When you retire, there are good chances that you are counting on your social security checks to help you cover your costs after your paychecks end. But did you know that where you live can affect whether you keep all the income that these benefits provide?
How does your choice of pension locations affect your social security payments? Here’s what you need to know.
Living in these 37 states means you do not have to worry about losing benefits to your local government
The reason why some retirees are going to keep more of theirs Social security check than their peers are because there are 37 states that do not impose taxes on these benefits – and 13 states that do. That 37 states where you do not have to worry about your state government taking a cut of your pension checks include:
- New Hampshire
- New Jersey
- New York
- North Carolina
- South Carolina
- South Dakota
In these places, you are able to bring in as much income as you want without worrying about state taxes on Social Security checks – though federal taxes can still be an issue.
The IRS may end up reducing the amount of benefits you receive by taxing you up to 50% of the benefits at the federal level when your provisional income exceeds $ 25,000 for single tax registrars or $ 32,000 for married, joint records. And up to 85% of benefits may be subject to federal tax with a provisional income of $ 34,000 for single files or $ 44,000 for married shared files. Provisional income is half of social benefits, all taxable income and part non-taxable income.
What if you live in the other 13 states?
If you live in the other 13 states as a retiree, it can be frustrating to discover that your choice of residence could potentially leave you with less social security income than seniors living across the state border in another location.
But the good news is, no all living in one of these 13 places will end up being hit by a big tax bill. How much you owe and whether you will be taxed at all will depend on the rules of where you live and the amount of income you have. This is because many Americans with lower incomes are exempt from state taxes on benefits, even when taxes are calculated on higher incomes.
Your state’s tax office is a great resource to help you determine if you’re likely to be taxed on Social Security checks. If you are in the group that will owe a state tax bill, you should prepare for this when making pension plans.
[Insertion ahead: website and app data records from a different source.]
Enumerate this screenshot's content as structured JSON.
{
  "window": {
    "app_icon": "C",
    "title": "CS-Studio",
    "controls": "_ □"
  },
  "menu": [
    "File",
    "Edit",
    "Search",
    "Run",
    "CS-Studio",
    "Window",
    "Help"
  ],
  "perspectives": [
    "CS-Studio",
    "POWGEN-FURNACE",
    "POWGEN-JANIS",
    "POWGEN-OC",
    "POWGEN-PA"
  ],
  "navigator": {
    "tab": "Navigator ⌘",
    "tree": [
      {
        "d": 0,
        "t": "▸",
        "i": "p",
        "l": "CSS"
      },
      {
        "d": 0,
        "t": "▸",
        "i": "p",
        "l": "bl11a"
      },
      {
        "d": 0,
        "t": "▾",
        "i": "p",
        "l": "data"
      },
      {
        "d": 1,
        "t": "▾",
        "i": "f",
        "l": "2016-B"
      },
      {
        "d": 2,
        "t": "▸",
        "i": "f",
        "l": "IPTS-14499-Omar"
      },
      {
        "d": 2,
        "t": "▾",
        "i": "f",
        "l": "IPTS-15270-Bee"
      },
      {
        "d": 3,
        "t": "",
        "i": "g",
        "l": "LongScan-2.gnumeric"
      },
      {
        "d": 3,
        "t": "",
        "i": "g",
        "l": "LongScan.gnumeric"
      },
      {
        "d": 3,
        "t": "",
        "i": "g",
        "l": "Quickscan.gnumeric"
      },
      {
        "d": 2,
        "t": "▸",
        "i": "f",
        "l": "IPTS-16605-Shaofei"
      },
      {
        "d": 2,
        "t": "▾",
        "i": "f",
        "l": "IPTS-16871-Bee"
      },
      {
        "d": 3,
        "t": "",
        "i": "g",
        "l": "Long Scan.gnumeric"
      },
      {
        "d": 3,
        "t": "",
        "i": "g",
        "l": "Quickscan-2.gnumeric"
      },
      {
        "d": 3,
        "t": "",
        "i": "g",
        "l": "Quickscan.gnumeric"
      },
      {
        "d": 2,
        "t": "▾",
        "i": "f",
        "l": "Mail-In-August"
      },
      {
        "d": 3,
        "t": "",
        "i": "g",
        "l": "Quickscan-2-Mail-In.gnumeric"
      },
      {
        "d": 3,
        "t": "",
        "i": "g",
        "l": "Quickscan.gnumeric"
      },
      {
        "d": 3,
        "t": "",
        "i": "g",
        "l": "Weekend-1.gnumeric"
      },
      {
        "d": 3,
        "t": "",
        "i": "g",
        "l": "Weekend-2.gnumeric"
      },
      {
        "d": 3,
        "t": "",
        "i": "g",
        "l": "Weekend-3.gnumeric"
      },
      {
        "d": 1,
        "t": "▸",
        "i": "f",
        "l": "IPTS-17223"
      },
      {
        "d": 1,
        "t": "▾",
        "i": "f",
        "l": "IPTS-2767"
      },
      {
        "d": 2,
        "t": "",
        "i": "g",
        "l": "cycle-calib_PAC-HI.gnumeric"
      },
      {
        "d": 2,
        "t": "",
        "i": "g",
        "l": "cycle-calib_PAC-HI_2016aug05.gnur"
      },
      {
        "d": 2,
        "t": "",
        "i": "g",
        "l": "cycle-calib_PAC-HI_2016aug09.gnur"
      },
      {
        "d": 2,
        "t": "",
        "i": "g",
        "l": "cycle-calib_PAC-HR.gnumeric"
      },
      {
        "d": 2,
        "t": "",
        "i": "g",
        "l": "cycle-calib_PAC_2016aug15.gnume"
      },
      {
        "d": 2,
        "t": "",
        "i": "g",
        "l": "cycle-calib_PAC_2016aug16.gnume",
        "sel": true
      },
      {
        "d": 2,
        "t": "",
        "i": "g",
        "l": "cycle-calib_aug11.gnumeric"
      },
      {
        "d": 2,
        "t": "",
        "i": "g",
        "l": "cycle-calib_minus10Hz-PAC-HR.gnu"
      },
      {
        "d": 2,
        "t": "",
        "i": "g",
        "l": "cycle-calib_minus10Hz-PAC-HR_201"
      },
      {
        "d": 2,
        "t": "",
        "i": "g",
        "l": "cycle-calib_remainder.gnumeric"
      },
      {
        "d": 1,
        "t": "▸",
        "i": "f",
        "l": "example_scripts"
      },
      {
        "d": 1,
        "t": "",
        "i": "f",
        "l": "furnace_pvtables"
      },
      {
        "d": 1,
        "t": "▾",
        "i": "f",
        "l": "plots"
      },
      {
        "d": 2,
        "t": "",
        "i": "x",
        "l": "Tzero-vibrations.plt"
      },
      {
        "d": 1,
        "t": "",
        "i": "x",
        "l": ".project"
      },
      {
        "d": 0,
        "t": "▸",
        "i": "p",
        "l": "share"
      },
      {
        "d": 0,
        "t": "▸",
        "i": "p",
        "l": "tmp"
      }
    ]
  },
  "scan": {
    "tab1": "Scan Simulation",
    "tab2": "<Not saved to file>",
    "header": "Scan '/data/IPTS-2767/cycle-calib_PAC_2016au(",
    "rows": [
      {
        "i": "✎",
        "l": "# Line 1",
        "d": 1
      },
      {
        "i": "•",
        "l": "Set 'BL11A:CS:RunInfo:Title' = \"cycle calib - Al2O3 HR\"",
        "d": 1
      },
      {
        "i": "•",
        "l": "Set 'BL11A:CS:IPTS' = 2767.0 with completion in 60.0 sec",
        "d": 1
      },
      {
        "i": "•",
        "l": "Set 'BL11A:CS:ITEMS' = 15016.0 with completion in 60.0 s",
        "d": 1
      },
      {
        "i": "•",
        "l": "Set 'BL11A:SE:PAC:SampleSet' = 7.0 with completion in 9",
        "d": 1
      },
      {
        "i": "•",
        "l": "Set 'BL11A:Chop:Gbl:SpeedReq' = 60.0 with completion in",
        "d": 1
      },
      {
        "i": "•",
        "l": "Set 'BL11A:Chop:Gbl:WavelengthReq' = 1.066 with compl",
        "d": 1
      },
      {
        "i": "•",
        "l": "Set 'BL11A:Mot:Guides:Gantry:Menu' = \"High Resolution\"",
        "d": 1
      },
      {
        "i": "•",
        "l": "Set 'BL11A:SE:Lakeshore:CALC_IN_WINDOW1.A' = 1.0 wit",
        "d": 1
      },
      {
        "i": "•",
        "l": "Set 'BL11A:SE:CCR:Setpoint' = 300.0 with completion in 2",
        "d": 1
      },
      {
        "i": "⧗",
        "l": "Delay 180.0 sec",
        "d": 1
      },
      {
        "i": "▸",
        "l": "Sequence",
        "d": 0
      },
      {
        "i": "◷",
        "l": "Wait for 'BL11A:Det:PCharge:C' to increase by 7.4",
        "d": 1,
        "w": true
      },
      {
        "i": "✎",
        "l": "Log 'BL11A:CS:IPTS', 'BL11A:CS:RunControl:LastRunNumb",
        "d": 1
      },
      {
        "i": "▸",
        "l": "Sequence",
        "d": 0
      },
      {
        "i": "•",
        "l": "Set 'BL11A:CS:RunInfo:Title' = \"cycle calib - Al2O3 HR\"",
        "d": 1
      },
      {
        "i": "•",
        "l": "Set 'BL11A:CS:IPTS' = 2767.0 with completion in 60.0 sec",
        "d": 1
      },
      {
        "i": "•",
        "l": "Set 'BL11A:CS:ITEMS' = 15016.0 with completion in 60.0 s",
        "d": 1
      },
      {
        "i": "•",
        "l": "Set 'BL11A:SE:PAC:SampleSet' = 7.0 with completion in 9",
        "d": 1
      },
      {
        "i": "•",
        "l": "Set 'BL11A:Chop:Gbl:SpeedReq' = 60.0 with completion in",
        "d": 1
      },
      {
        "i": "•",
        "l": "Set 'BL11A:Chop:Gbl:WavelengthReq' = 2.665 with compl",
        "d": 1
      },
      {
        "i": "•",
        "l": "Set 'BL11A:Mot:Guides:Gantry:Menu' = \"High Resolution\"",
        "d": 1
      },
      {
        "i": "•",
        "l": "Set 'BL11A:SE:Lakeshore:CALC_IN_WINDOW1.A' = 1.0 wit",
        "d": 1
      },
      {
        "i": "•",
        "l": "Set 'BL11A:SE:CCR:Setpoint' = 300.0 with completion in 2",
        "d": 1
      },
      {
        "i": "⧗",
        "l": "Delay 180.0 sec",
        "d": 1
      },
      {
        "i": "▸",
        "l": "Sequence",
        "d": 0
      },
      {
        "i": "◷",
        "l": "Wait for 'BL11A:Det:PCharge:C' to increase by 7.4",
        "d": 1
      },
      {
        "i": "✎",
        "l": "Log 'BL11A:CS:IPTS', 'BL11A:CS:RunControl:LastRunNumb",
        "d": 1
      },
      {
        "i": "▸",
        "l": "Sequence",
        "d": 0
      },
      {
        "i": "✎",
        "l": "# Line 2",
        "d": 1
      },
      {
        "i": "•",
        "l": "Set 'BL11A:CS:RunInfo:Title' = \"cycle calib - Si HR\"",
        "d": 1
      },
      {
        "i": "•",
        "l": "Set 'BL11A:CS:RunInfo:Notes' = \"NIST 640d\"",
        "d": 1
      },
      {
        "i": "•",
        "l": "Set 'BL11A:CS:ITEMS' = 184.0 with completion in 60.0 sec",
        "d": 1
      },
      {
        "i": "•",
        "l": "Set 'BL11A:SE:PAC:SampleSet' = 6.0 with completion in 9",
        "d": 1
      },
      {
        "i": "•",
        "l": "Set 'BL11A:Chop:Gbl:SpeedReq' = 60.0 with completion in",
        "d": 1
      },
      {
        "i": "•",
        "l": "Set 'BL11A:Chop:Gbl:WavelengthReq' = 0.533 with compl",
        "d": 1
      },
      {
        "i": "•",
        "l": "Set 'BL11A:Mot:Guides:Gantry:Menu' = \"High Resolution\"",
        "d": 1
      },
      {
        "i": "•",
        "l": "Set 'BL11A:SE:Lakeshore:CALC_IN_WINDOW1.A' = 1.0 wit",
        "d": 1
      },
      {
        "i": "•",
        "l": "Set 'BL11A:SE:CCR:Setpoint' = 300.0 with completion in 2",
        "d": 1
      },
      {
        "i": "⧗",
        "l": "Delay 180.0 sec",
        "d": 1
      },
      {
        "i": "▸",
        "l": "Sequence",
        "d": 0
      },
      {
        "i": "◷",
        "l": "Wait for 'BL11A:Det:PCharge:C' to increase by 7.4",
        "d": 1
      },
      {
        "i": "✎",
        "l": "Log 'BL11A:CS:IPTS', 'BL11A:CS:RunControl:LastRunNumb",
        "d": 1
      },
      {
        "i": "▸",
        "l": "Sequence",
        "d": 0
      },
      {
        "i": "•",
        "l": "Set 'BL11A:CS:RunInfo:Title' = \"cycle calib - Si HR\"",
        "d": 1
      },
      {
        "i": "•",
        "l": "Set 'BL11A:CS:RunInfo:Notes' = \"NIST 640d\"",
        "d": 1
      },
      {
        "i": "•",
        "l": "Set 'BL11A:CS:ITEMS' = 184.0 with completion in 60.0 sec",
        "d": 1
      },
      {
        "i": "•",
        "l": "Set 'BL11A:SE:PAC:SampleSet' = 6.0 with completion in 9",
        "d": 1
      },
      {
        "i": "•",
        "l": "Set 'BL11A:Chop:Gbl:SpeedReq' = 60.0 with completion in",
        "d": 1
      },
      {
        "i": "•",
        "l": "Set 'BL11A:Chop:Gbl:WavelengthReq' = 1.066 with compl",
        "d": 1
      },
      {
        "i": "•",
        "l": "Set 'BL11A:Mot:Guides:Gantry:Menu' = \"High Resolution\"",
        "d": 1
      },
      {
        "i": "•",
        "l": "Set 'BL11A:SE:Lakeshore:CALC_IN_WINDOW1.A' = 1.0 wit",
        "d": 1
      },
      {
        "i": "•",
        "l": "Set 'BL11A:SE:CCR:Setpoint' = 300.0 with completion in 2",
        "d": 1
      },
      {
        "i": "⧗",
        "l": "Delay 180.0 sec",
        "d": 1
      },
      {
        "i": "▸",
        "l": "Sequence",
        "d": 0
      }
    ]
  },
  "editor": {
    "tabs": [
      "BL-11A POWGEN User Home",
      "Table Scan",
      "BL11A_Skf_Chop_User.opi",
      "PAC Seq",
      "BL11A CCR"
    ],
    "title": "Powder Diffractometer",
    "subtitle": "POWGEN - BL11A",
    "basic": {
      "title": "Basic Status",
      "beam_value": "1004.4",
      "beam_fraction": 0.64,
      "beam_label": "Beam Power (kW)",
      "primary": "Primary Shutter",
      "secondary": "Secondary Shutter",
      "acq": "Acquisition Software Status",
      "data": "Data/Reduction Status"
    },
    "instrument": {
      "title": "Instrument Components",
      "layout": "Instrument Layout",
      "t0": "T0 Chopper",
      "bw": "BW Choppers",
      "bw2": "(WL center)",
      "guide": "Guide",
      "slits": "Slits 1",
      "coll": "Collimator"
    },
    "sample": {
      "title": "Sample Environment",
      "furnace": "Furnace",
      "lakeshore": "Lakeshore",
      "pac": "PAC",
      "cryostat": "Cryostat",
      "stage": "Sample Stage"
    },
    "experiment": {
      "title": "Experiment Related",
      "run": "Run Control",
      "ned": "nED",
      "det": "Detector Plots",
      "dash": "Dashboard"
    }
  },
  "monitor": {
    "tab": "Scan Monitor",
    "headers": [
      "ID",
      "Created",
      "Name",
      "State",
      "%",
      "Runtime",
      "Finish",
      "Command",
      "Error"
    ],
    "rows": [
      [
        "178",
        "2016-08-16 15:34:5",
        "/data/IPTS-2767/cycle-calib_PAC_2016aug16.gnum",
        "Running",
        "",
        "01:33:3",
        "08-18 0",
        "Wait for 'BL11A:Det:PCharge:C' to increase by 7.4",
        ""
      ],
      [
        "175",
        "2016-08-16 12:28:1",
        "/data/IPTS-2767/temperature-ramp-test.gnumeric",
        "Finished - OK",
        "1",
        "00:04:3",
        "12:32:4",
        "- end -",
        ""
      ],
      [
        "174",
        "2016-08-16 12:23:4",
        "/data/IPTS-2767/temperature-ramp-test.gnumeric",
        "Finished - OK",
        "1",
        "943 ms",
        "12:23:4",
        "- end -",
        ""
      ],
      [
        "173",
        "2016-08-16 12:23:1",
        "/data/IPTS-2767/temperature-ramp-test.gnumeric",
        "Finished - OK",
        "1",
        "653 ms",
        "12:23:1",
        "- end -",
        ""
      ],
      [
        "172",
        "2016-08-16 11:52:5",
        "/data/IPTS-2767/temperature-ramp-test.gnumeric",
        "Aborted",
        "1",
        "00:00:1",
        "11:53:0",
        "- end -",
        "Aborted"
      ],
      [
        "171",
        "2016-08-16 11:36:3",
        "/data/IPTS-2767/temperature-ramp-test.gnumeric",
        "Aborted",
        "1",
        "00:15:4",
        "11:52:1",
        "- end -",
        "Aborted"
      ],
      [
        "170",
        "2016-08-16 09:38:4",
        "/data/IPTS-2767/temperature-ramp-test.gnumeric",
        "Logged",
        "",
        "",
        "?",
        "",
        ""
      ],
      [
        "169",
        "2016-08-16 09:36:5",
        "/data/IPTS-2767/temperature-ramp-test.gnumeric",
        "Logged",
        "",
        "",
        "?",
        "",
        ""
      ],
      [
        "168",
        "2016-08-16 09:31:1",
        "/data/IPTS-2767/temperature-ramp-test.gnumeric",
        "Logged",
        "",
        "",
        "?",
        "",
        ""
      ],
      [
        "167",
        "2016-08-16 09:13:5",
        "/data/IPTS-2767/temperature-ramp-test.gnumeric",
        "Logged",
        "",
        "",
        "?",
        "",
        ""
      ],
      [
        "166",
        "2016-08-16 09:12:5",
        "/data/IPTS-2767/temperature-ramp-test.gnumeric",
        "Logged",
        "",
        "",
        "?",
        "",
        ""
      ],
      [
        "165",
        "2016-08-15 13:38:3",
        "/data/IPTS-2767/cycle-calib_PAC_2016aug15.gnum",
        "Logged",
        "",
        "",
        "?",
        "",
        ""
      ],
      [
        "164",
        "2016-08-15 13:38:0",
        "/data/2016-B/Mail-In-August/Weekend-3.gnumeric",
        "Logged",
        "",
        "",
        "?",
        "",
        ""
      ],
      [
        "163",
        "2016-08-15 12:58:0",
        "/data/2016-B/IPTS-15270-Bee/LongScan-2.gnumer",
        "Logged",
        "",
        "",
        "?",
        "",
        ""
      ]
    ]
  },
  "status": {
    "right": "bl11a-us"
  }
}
Specifically, your benefits will not stretch that far, so it is a good idea to set a higher savings goal to help you make ends meet.
You can also consider moving to one of most places where your benefits are yours to keep without your state taking a cut – but you should consider many factors, including the cost of living and how other pension income is taxed, when deciding if this is the best move.